■ Task prompt: Repeat each line of the records below exactly.

[Dataset rows for apps and sites]
+===+
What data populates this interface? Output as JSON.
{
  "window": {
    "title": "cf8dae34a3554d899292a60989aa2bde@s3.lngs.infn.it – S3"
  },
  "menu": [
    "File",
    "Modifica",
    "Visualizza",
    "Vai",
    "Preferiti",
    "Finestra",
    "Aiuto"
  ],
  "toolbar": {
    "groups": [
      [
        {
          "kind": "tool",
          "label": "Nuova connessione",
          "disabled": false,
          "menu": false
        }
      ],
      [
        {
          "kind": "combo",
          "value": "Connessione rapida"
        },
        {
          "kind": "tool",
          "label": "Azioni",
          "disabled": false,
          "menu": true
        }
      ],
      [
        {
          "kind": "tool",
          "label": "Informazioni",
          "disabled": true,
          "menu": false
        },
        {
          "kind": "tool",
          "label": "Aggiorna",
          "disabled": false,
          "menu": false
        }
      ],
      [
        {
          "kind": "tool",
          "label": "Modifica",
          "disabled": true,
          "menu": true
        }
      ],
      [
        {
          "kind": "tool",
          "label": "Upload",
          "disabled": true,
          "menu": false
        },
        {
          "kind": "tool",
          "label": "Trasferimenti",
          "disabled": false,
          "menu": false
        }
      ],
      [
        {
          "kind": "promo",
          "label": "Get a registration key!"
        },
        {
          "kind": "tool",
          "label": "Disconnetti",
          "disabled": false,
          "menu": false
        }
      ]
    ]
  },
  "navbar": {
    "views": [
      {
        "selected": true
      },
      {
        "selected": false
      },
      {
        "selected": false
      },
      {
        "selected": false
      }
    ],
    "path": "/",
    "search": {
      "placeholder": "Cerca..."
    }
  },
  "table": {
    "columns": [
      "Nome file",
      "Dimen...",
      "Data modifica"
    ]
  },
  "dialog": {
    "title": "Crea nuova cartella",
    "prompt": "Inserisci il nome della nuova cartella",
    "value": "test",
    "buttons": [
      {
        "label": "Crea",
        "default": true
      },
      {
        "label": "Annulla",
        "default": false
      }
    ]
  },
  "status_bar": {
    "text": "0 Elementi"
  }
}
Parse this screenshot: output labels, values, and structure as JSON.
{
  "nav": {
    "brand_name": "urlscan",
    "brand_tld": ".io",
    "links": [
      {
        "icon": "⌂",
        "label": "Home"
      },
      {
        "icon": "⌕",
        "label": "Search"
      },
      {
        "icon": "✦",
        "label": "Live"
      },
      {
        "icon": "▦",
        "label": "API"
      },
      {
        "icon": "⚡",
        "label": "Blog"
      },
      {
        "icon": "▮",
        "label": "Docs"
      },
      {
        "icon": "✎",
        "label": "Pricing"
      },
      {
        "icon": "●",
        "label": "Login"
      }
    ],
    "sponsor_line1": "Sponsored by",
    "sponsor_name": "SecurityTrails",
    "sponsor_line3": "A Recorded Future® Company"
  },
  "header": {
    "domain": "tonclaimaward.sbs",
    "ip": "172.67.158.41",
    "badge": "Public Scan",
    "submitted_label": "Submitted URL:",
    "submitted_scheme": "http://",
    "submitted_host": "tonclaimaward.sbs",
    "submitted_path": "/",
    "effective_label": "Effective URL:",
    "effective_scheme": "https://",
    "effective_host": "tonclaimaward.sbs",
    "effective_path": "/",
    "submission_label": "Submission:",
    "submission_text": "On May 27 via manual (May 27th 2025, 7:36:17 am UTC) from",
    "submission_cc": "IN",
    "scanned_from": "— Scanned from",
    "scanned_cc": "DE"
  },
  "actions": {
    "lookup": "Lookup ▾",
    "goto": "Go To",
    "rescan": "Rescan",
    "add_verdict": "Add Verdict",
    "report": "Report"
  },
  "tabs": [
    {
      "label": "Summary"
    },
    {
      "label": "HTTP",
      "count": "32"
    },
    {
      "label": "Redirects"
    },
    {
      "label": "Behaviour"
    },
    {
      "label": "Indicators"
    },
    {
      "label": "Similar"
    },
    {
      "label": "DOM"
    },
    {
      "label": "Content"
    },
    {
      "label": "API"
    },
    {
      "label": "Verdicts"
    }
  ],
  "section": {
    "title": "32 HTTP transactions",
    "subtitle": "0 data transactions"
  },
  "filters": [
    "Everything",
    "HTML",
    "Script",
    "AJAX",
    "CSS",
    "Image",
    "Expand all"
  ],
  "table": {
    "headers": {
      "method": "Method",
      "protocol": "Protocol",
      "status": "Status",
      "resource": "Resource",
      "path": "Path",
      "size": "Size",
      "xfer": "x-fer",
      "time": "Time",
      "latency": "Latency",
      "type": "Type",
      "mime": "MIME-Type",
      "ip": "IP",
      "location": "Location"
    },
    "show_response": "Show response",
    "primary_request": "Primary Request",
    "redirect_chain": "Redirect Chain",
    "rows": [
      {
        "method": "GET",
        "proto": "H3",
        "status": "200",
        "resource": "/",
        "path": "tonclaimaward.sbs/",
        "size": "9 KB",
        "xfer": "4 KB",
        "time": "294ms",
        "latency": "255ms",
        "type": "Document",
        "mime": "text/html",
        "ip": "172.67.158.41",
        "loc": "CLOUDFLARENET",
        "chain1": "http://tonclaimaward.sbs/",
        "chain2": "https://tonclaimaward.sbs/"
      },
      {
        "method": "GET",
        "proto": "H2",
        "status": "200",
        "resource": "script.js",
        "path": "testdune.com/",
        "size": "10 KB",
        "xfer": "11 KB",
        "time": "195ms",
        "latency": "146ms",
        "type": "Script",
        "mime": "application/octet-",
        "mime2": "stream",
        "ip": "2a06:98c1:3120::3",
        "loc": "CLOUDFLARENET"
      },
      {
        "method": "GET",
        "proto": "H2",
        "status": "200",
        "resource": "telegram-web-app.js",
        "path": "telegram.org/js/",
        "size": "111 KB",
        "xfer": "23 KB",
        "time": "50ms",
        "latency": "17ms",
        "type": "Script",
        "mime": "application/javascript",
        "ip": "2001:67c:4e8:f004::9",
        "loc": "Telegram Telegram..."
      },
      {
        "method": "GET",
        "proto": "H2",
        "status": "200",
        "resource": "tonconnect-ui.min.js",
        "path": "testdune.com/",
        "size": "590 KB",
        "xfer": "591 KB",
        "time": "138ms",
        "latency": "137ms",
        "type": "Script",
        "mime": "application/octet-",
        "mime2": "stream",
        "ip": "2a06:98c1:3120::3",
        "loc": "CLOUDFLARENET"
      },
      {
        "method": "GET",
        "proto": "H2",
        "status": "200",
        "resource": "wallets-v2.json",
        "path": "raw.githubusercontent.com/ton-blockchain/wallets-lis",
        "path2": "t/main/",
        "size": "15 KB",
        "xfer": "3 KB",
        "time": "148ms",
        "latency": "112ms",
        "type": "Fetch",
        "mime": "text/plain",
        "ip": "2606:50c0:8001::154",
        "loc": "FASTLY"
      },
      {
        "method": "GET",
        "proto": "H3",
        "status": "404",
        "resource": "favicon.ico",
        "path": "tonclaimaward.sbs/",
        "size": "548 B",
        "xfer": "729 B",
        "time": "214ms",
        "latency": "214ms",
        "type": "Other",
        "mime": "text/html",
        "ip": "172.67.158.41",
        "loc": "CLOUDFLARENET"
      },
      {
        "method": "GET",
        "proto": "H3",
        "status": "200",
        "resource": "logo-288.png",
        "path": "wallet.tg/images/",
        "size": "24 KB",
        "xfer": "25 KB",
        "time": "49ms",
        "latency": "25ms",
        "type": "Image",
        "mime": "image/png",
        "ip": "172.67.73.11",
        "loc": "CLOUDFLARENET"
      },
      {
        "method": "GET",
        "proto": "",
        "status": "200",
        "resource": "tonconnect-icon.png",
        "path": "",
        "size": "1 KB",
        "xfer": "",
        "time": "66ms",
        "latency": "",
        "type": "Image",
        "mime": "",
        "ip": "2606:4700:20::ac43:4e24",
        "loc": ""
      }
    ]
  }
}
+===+
■ Expected output:
What data populates this interface? Output as JSON.
{
  "window": {
    "title": "cf8dae34a3554d899292a60989aa2bde@s3.lngs.infn.it – S3"
  },
  "menu": [
    "File",
    "Modifica",
    "Visualizza",
    "Vai",
    "Preferiti",
    "Finestra",
    "Aiuto"
  ],
  "toolbar": {
    "groups": [
      [
        {
          "kind": "tool",
          "label": "Nuova connessione",
          "disabled": false,
          "menu": false
        }
      ],
      [
        {
          "kind": "combo",
          "value": "Connessione rapida"
        },
        {
          "kind": "tool",
          "label": "Azioni",
          "disabled": false,
          "menu": true
        }
      ],
      [
        {
          "kind": "tool",
          "label": "Informazioni",
          "disabled": true,
          "menu": false
        },
        {
          "kind": "tool",
          "label": "Aggiorna",
          "disabled": false,
          "menu": false
        }
      ],
      [
        {
          "kind": "tool",
          "label": "Modifica",
          "disabled": true,
          "menu": true
        }
      ],
      [
        {
          "kind": "tool",
          "label": "Upload",
          "disabled": true,
          "menu": false
        },
        {
          "kind": "tool",
          "label": "Trasferimenti",
          "disabled": false,
          "menu": false
        }
      ],
      [
        {
          "kind": "promo",
          "label": "Get a registration key!"
        },
        {
          "kind": "tool",
          "label": "Disconnetti",
          "disabled": false,
          "menu": false
        }
      ]
    ]
  },
  "navbar": {
    "views": [
      {
        "selected": true
      },
      {
        "selected": false
      },
      {
        "selected": false
      },
      {
        "selected": false
      }
    ],
    "path": "/",
    "search": {
      "placeholder": "Cerca..."
    }
  },
  "table": {
    "columns": [
      "Nome file",
      "Dimen...",
      "Data modifica"
    ]
  },
  "dialog": {
    "title": "Crea nuova cartella",
    "prompt": "Inserisci il nome della nuova cartella",
    "value": "test",
    "buttons": [
      {
        "label": "Crea",
        "default": true
      },
      {
        "label": "Annulla",
        "default": false
      }
    ]
  },
  "status_bar": {
    "text": "0 Elementi"
  }
}
Parse this screenshot: output labels, values, and structure as JSON.
{
  "nav": {
    "brand_name": "urlscan",
    "brand_tld": ".io",
    "links": [
      {
        "icon": "⌂",
        "label": "Home"
      },
      {
        "icon": "⌕",
        "label": "Search"
      },
      {
        "icon": "✦",
        "label": "Live"
      },
      {
        "icon": "▦",
        "label": "API"
      },
      {
        "icon": "⚡",
        "label": "Blog"
      },
      {
        "icon": "▮",
        "label": "Docs"
      },
      {
        "icon": "✎",
        "label": "Pricing"
      },
      {
        "icon": "●",
        "label": "Login"
      }
    ],
    "sponsor_line1": "Sponsored by",
    "sponsor_name": "SecurityTrails",
    "sponsor_line3": "A Recorded Future® Company"
  },
  "header": {
    "domain": "tonclaimaward.sbs",
    "ip": "172.67.158.41",
    "badge": "Public Scan",
    "submitted_label": "Submitted URL:",
    "submitted_scheme": "http://",
    "submitted_host": "tonclaimaward.sbs",
    "submitted_path": "/",
    "effective_label": "Effective URL:",
    "effective_scheme": "https://",
    "effective_host": "tonclaimaward.sbs",
    "effective_path": "/",
    "submission_label": "Submission:",
    "submission_text": "On May 27 via manual (May 27th 2025, 7:36:17 am UTC) from",
    "submission_cc": "IN",
    "scanned_from": "— Scanned from",
    "scanned_cc": "DE"
  },
  "actions": {
    "lookup": "Lookup ▾",
    "goto": "Go To",
    "rescan": "Rescan",
    "add_verdict": "Add Verdict",
    "report": "Report"
  },
  "tabs": [
    {
      "label": "Summary"
    },
    {
      "label": "HTTP",
      "count": "32"
    },
    {
      "label": "Redirects"
    },
    {
      "label": "Behaviour"
    },
    {
      "label": "Indicators"
    },
    {
      "label": "Similar"
    },
    {
      "label": "DOM"
    },
    {
      "label": "Content"
    },
    {
      "label": "API"
    },
    {
      "label": "Verdicts"
    }
  ],
  "section": {
    "title": "32 HTTP transactions",
    "subtitle": "0 data transactions"
  },
  "filters": [
    "Everything",
    "HTML",
    "Script",
    "AJAX",
    "CSS",
    "Image",
    "Expand all"
  ],
  "table": {
    "headers": {
      "method": "Method",
      "protocol": "Protocol",
      "status": "Status",
      "resource": "Resource",
      "path": "Path",
      "size": "Size",
      "xfer": "x-fer",
      "time": "Time",
      "latency": "Latency",
      "type": "Type",
      "mime": "MIME-Type",
      "ip": "IP",
      "location": "Location"
    },
    "show_response": "Show response",
    "primary_request": "Primary Request",
    "redirect_chain": "Redirect Chain",
    "rows": [
      {
        "method": "GET",
        "proto": "H3",
        "status": "200",
        "resource": "/",
        "path": "tonclaimaward.sbs/",
        "size": "9 KB",
        "xfer": "4 KB",
        "time": "294ms",
        "latency": "255ms",
        "type": "Document",
        "mime": "text/html",
        "ip": "172.67.158.41",
        "loc": "CLOUDFLARENET",
        "chain1": "http://tonclaimaward.sbs/",
        "chain2": "https://tonclaimaward.sbs/"
      },
      {
        "method": "GET",
        "proto": "H2",
        "status": "200",
        "resource": "script.js",
        "path": "testdune.com/",
        "size": "10 KB",
        "xfer": "11 KB",
        "time": "195ms",
        "latency": "146ms",
        "type": "Script",
        "mime": "application/octet-",
        "mime2": "stream",
        "ip": "2a06:98c1:3120::3",
        "loc": "CLOUDFLARENET"
      },
      {
        "method": "GET",
        "proto": "H2",
        "status": "200",
        "resource": "telegram-web-app.js",
        "path": "telegram.org/js/",
        "size": "111 KB",
        "xfer": "23 KB",
        "time": "50ms",
        "latency": "17ms",
        "type": "Script",
        "mime": "application/javascript",
        "ip": "2001:67c:4e8:f004::9",
        "loc": "Telegram Telegram..."
      },
      {
        "method": "GET",
        "proto": "H2",
        "status": "200",
        "resource": "tonconnect-ui.min.js",
        "path": "testdune.com/",
        "size": "590 KB",
        "xfer": "591 KB",
        "time": "138ms",
        "latency": "137ms",
        "type": "Script",
        "mime": "application/octet-",
        "mime2": "stream",
        "ip": "2a06:98c1:3120::3",
        "loc": "CLOUDFLARENET"
      },
      {
        "method": "GET",
        "proto": "H2",
        "status": "200",
        "resource": "wallets-v2.json",
        "path": "raw.githubusercontent.com/ton-blockchain/wallets-lis",
        "path2": "t/main/",
        "size": "15 KB",
        "xfer": "3 KB",
        "time": "148ms",
        "latency": "112ms",
        "type": "Fetch",
        "mime": "text/plain",
        "ip": "2606:50c0:8001::154",
        "loc": "FASTLY"
      },
      {
        "method": "GET",
        "proto": "H3",
        "status": "404",
        "resource": "favicon.ico",
        "path": "tonclaimaward.sbs/",
        "size": "548 B",
        "xfer": "729 B",
        "time": "214ms",
        "latency": "214ms",
        "type": "Other",
        "mime": "text/html",
        "ip": "172.67.158.41",
        "loc": "CLOUDFLARENET"
      },
      {
        "method": "GET",
        "proto": "H3",
        "status": "200",
        "resource": "logo-288.png",
        "path": "wallet.tg/images/",
        "size": "24 KB",
        "xfer": "25 KB",
        "time": "49ms",
        "latency": "25ms",
        "type": "Image",
        "mime": "image/png",
        "ip": "172.67.73.11",
        "loc": "CLOUDFLARENET"
      },
      {
        "method": "GET",
        "proto": "",
        "status": "200",
        "resource": "tonconnect-icon.png",
        "path": "",
        "size": "1 KB",
        "xfer": "",
        "time": "66ms",
        "latency": "",
        "type": "Image",
        "mime": "",
        "ip": "2606:4700:20::ac43:4e24",
        "loc": ""
      }
    ]
  }
}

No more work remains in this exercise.